(Data records for software interfaces)
Content starts

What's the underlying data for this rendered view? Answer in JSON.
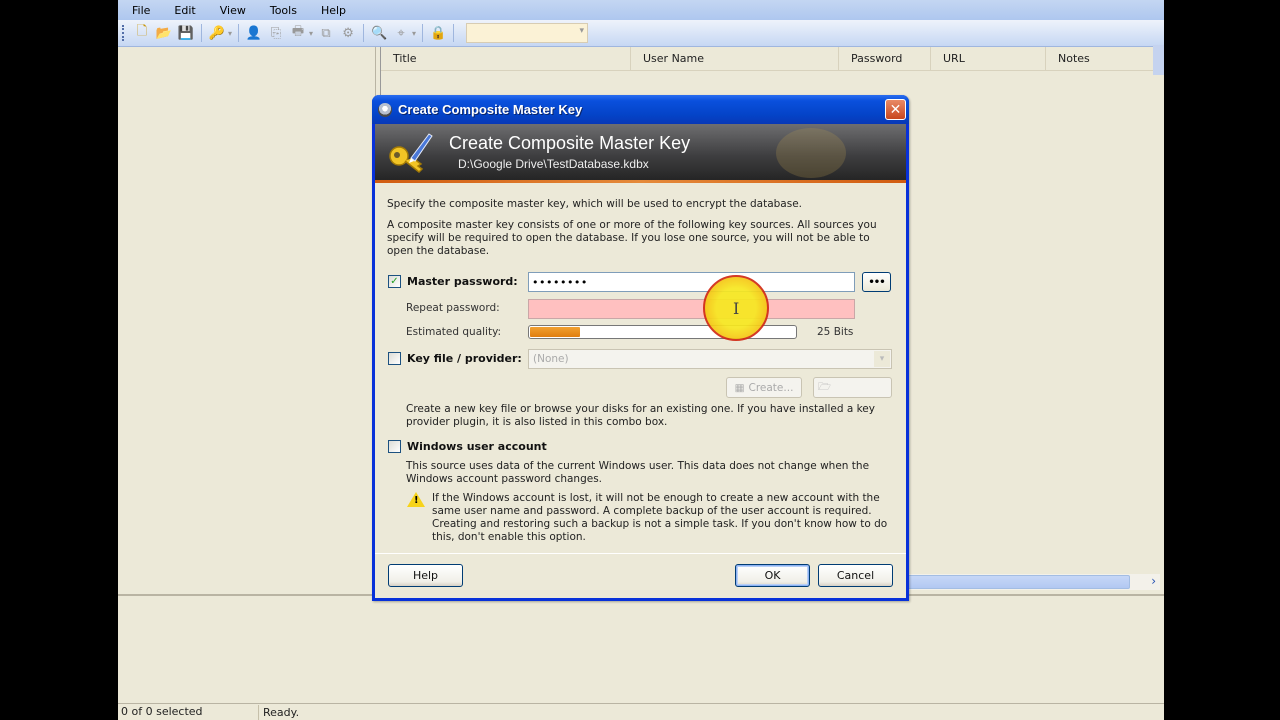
{
  "app": {
    "menu": [
      "File",
      "Edit",
      "View",
      "Tools",
      "Help"
    ],
    "toolbar_icons": [
      "new-database-icon",
      "open-database-icon",
      "save-icon",
      "add-entry-icon",
      "copy-username-icon",
      "copy-password-icon",
      "print-icon",
      "lock-icon",
      "find-icon",
      "quick-find-dropdown"
    ],
    "columns": [
      "Title",
      "User Name",
      "Password",
      "URL",
      "Notes"
    ],
    "status": {
      "selection": "0 of 0 selected",
      "state": "Ready."
    }
  },
  "dialog": {
    "window_title": "Create Composite Master Key",
    "banner_title": "Create Composite Master Key",
    "banner_path": "D:\\Google Drive\\TestDatabase.kdbx",
    "intro": "Specify the composite master key, which will be used to encrypt the database.",
    "description": "A composite master key consists of one or more of the following key sources. All sources you specify will be required to open the database.  If you lose one source, you will not be able to open the database.",
    "master_password": {
      "label": "Master password:",
      "checked": true,
      "value": "••••••••",
      "toggle_label": "•••"
    },
    "repeat_password": {
      "label": "Repeat password:",
      "value": ""
    },
    "quality": {
      "label": "Estimated quality:",
      "fraction": 0.19,
      "bits_label": "25 Bits"
    },
    "key_file": {
      "label": "Key file / provider:",
      "checked": false,
      "selected": "(None)",
      "create_label": "Create...",
      "browse_label": "",
      "help_text": "Create a new key file or browse your disks for an existing one. If you have installed a key provider plugin, it is also listed in this combo box."
    },
    "windows_account": {
      "label": "Windows user account",
      "checked": false,
      "help_text": "This source uses data of the current Windows user. This data does not change when the Windows account password changes.",
      "warning": "If the Windows account is lost, it will not be enough to create a new account with the same user name and password. A complete backup of the user account is required. Creating and restoring such a backup is not a simple task. If you don't know how to do this, don't enable this option."
    },
    "buttons": {
      "help": "Help",
      "ok": "OK",
      "cancel": "Cancel"
    }
  }
}
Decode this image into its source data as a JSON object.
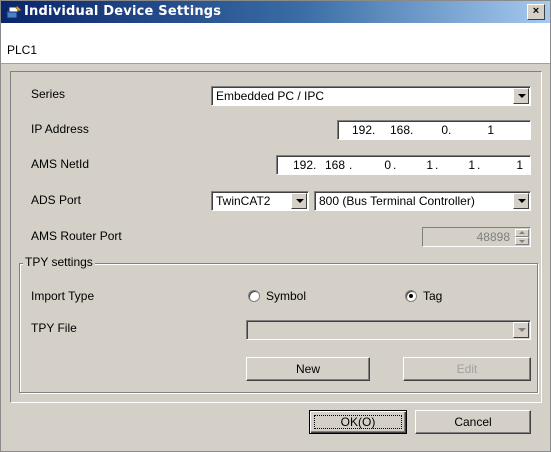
{
  "window": {
    "title": "Individual Device Settings",
    "close_label": "×"
  },
  "header": {
    "device_name": "PLC1"
  },
  "form": {
    "series": {
      "label": "Series",
      "value": "Embedded PC / IPC"
    },
    "ip_address": {
      "label": "IP Address",
      "octets": [
        "192",
        "168",
        "0",
        "1"
      ]
    },
    "ams_netid": {
      "label": "AMS NetId",
      "octets": [
        "192",
        "168",
        "0",
        "1",
        "1",
        "1"
      ]
    },
    "ads_port": {
      "label": "ADS Port",
      "type_value": "TwinCAT2",
      "port_value": "800 (Bus Terminal Controller)"
    },
    "ams_router_port": {
      "label": "AMS Router Port",
      "value": "48898"
    }
  },
  "tpy_settings": {
    "group_label": "TPY settings",
    "import_type_label": "Import Type",
    "options": [
      {
        "label": "Symbol",
        "selected": false
      },
      {
        "label": "Tag",
        "selected": true
      }
    ],
    "tpy_file_label": "TPY File",
    "tpy_file_value": "",
    "new_button": "New",
    "edit_button": "Edit"
  },
  "footer": {
    "ok_button": "OK(O)",
    "cancel_button": "Cancel"
  }
}
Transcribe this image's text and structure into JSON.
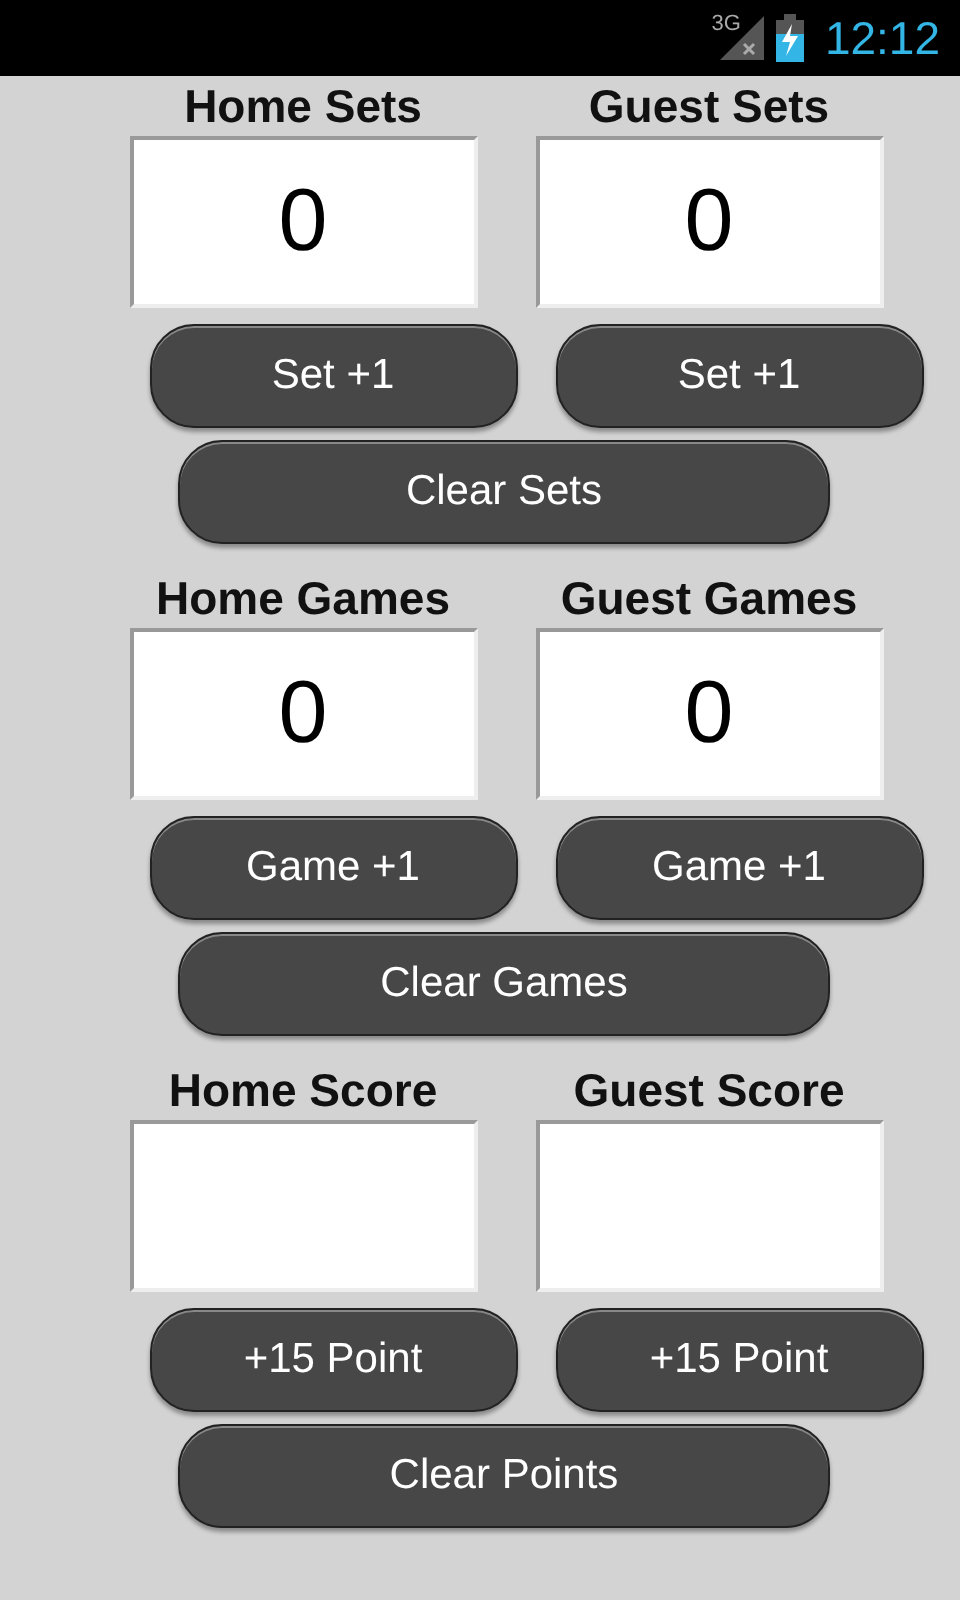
{
  "status_bar": {
    "network": "3G",
    "time": "12:12"
  },
  "sections": [
    {
      "home_label": "Home Sets",
      "guest_label": "Guest Sets",
      "home_value": "0",
      "guest_value": "0",
      "home_button": "Set +1",
      "guest_button": "Set +1",
      "clear_button": "Clear Sets"
    },
    {
      "home_label": "Home Games",
      "guest_label": "Guest Games",
      "home_value": "0",
      "guest_value": "0",
      "home_button": "Game +1",
      "guest_button": "Game +1",
      "clear_button": "Clear Games"
    },
    {
      "home_label": "Home Score",
      "guest_label": "Guest Score",
      "home_button": "+15 Point",
      "guest_button": "+15 Point",
      "clear_button": "Clear Points"
    }
  ]
}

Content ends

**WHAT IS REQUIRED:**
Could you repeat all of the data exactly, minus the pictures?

**ANSWER TO THIS EXERCISE:**
What's the underlying data for this rendered view? Answer in JSON.
{
  "app": {
    "menu": [
      "File",
      "Edit",
      "View",
      "Tools",
      "Help"
    ],
    "toolbar_icons": [
      "new-database-icon",
      "open-database-icon",
      "save-icon",
      "add-entry-icon",
      "copy-username-icon",
      "copy-password-icon",
      "print-icon",
      "lock-icon",
      "find-icon",
      "quick-find-dropdown"
    ],
    "columns": [
      "Title",
      "User Name",
      "Password",
      "URL",
      "Notes"
    ],
    "status": {
      "selection": "0 of 0 selected",
      "state": "Ready."
    }
  },
  "dialog": {
    "window_title": "Create Composite Master Key",
    "banner_title": "Create Composite Master Key",
    "banner_path": "D:\\Google Drive\\TestDatabase.kdbx",
    "intro": "Specify the composite master key, which will be used to encrypt the database.",
    "description": "A composite master key consists of one or more of the following key sources. All sources you specify will be required to open the database.  If you lose one source, you will not be able to open the database.",
    "master_password": {
      "label": "Master password:",
      "checked": true,
      "value": "••••••••",
      "toggle_label": "•••"
    },
    "repeat_password": {
      "label": "Repeat password:",
      "value": ""
    },
    "quality": {
      "label": "Estimated quality:",
      "fraction": 0.19,
      "bits_label": "25 Bits"
    },
    "key_file": {
      "label": "Key file / provider:",
      "checked": false,
      "selected": "(None)",
      "create_label": "Create...",
      "browse_label": "",
      "help_text": "Create a new key file or browse your disks for an existing one. If you have installed a key provider plugin, it is also listed in this combo box."
    },
    "windows_account": {
      "label": "Windows user account",
      "checked": false,
      "help_text": "This source uses data of the current Windows user. This data does not change when the Windows account password changes.",
      "warning": "If the Windows account is lost, it will not be enough to create a new account with the same user name and password. A complete backup of the user account is required. Creating and restoring such a backup is not a simple task. If you don't know how to do this, don't enable this option."
    },
    "buttons": {
      "help": "Help",
      "ok": "OK",
      "cancel": "Cancel"
    }
  }
}
Decode this image into its source data as a JSON object.
{
  "window": {
    "title": "Individual Device Settings",
    "close_label": "×"
  },
  "header": {
    "device_name": "PLC1"
  },
  "form": {
    "series": {
      "label": "Series",
      "value": "Embedded PC / IPC"
    },
    "ip_address": {
      "label": "IP Address",
      "octets": [
        "192",
        "168",
        "0",
        "1"
      ]
    },
    "ams_netid": {
      "label": "AMS NetId",
      "octets": [
        "192",
        "168",
        "0",
        "1",
        "1",
        "1"
      ]
    },
    "ads_port": {
      "label": "ADS Port",
      "type_value": "TwinCAT2",
      "port_value": "800 (Bus Terminal Controller)"
    },
    "ams_router_port": {
      "label": "AMS Router Port",
      "value": "48898"
    }
  },
  "tpy_settings": {
    "group_label": "TPY settings",
    "import_type_label": "Import Type",
    "options": [
      {
        "label": "Symbol",
        "selected": false
      },
      {
        "label": "Tag",
        "selected": true
      }
    ],
    "tpy_file_label": "TPY File",
    "tpy_file_value": "",
    "new_button": "New",
    "edit_button": "Edit"
  },
  "footer": {
    "ok_button": "OK(O)",
    "cancel_button": "Cancel"
  }
}
Transcribe this image's text and structure into JSON.
{
  "status_bar": {
    "network": "3G",
    "time": "12:12"
  },
  "sections": [
    {
      "home_label": "Home Sets",
      "guest_label": "Guest Sets",
      "home_value": "0",
      "guest_value": "0",
      "home_button": "Set +1",
      "guest_button": "Set +1",
      "clear_button": "Clear Sets"
    },
    {
      "home_label": "Home Games",
      "guest_label": "Guest Games",
      "home_value": "0",
      "guest_value": "0",
      "home_button": "Game +1",
      "guest_button": "Game +1",
      "clear_button": "Clear Games"
    },
    {
      "home_label": "Home Score",
      "guest_label": "Guest Score",
      "home_button": "+15 Point",
      "guest_button": "+15 Point",
      "clear_button": "Clear Points"
    }
  ]
}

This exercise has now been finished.